Kirkland & Ellis LLP partner Eric White shares litigation strategies he developed from teaching sixth grade in Charlotte, N.C., with Teach for America. He’s traded in lesson planning and teaching middle schoolers for planning courtroom strategy and mentoring associates, but he finds valuable similarities between the two experiences.
Unlike everyone in my immediate family, never did I imagine that I would be a teacher at some point in my career. As long as I can remember, I wanted to be a lawyer. So much so that I competed in nearly 100 debate tournaments and speech contests (including in Latin). Law school seemed like the logical next step for me after undergrad.
But that changed when a classmate invited me to a Teach for America recruitment session on the eve of submitting my law school applications in 2006. I was all in.
When I hear attorneys lament the challenges of law school or life as a law firm associate, I often respond with a smile, “try teaching the sixth grade!”
Middle school is a special, awkward time for everyone. But for too many kids, the challenges of middle school are compounded by decades of income, health care, housing, and criminal justice disparities. My students in Charlotte were, on average, two to four grade levels behind. And my school had the highest suspension rate in the district.
My teaching experience affirmed my belief that education pays long-term dividends for students outside the classroom. Convincing my students to share that belief became the core of my daily lesson plan.
Although I’ve since traded lesson planning for trial planning, as I reflect back on my time in the classroom, I am convinced that I learned invaluable lessons that benefit my practice and clients every day.
Begin With the End
Purposeful planning is crucial for effective teaching, and particularly, backward planning. Each year, I began by identifying the big goals and academic metrics that I wanted my students to achieve by the end of the year. I then worked backwards from there, focusing on how each subject-matter unit and daily lesson plan would fit together and steer us toward those year-end goals.
I’ve adopted a similar backward-planning approach as a trial attorney and found it to be highly successful. From the outset of a case, I sit down with the team and discuss how best to achieve a favorable outcome with an eye toward trial—researching issues for dispositive motions, evaluating potential jury instructions, and sketching out trial themes.
This strategy informs every aspect of the case as we move forward: the witnesses and documents we will need, the key testimony to elicit at depositions, and the trial outline. By approaching our cases this way, we end up focused on what truly matters, are more proactive, and are better able to counsel our clients on strategic decisions.
Show Up as You
During my first several months in the classroom, I must have tried a dozen different teaching styles. None of the approaches worked because they weren’t authentic to me, and my students knew it and let me know in no uncertain terms. Over time, I found my own style—sometimes even breaking down complex concepts over R&B and rap beats. Although sometimes my students laughed at my expense, the lessons stuck.

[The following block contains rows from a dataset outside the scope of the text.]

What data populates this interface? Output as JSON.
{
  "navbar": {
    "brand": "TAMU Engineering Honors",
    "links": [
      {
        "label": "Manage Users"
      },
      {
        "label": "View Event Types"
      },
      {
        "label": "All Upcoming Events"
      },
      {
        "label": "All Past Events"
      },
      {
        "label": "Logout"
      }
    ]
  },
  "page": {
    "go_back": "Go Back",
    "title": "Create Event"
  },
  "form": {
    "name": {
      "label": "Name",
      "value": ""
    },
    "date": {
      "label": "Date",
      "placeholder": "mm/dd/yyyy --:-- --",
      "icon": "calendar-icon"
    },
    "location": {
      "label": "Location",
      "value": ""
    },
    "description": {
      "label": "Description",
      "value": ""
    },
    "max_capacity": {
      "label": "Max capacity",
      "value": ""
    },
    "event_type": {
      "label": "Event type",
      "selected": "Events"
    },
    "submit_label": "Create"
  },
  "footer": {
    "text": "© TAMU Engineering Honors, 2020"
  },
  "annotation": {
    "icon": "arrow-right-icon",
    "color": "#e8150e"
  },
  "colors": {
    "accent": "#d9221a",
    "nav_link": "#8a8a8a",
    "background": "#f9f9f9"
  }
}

I went through the same learning process in my legal career. Early in my practice, I tried to adopt others’ style of taking depositions, preparing witnesses, and engaging with opposing counsel. But I wasn’t as effective as I could have been because, frankly, I wasn’t being me. People can tell when you’re confidently being yourself, and when you’re not. And I firmly believe that unapologetically bringing my individual talent, experience, and approach to cases—and working as part of a diverse, authentic team—allows us to deliver better outcomes for our clients.
Invest in People
I also realized early on that to survive as a teacher, I would not be able to go it alone. I needed help from my colleagues as well as buy-in from my students, both of which required me to build genuine relationships.
My job became easier when I shared lesson plans with fellow teachers and worked with administrators to unpack disciplinary data to improve classroom outcomes. My students were more engaged and open when I took the time to cheer at weekend games or check in occasionally at the home of a struggling student. I did these things because I genuinely cared and without expecting anything in return. But, in fact, those relationships paved the way for some of my best classroom successes.
I consider building strong relationships to be a cornerstone of my legal practice. I try to bring junior associates into strategy discussions, get to know them personally, and mentor them beyond merely editing their work product. I also believe that extra time spent preparing witnesses for deposition and trial—addressing their questions and concerns, building up their confidence, and developing a trusted relationship—is incredibly worthwhile.
And when working with clients, I try to always put in the time to understand their business and their goals, and get to know every member of their team. By fostering relationships, I find associates more committed, witnesses more comfortable and credible, and clients more confident in our ability to deliver successful outcomes.
While I will always miss seeing the excitement in a student’s eyes when they master a concept, I am forever grateful for the lessons my students taught me and how they made me the lawyer that I am today. May my classroom be a gift to you as well.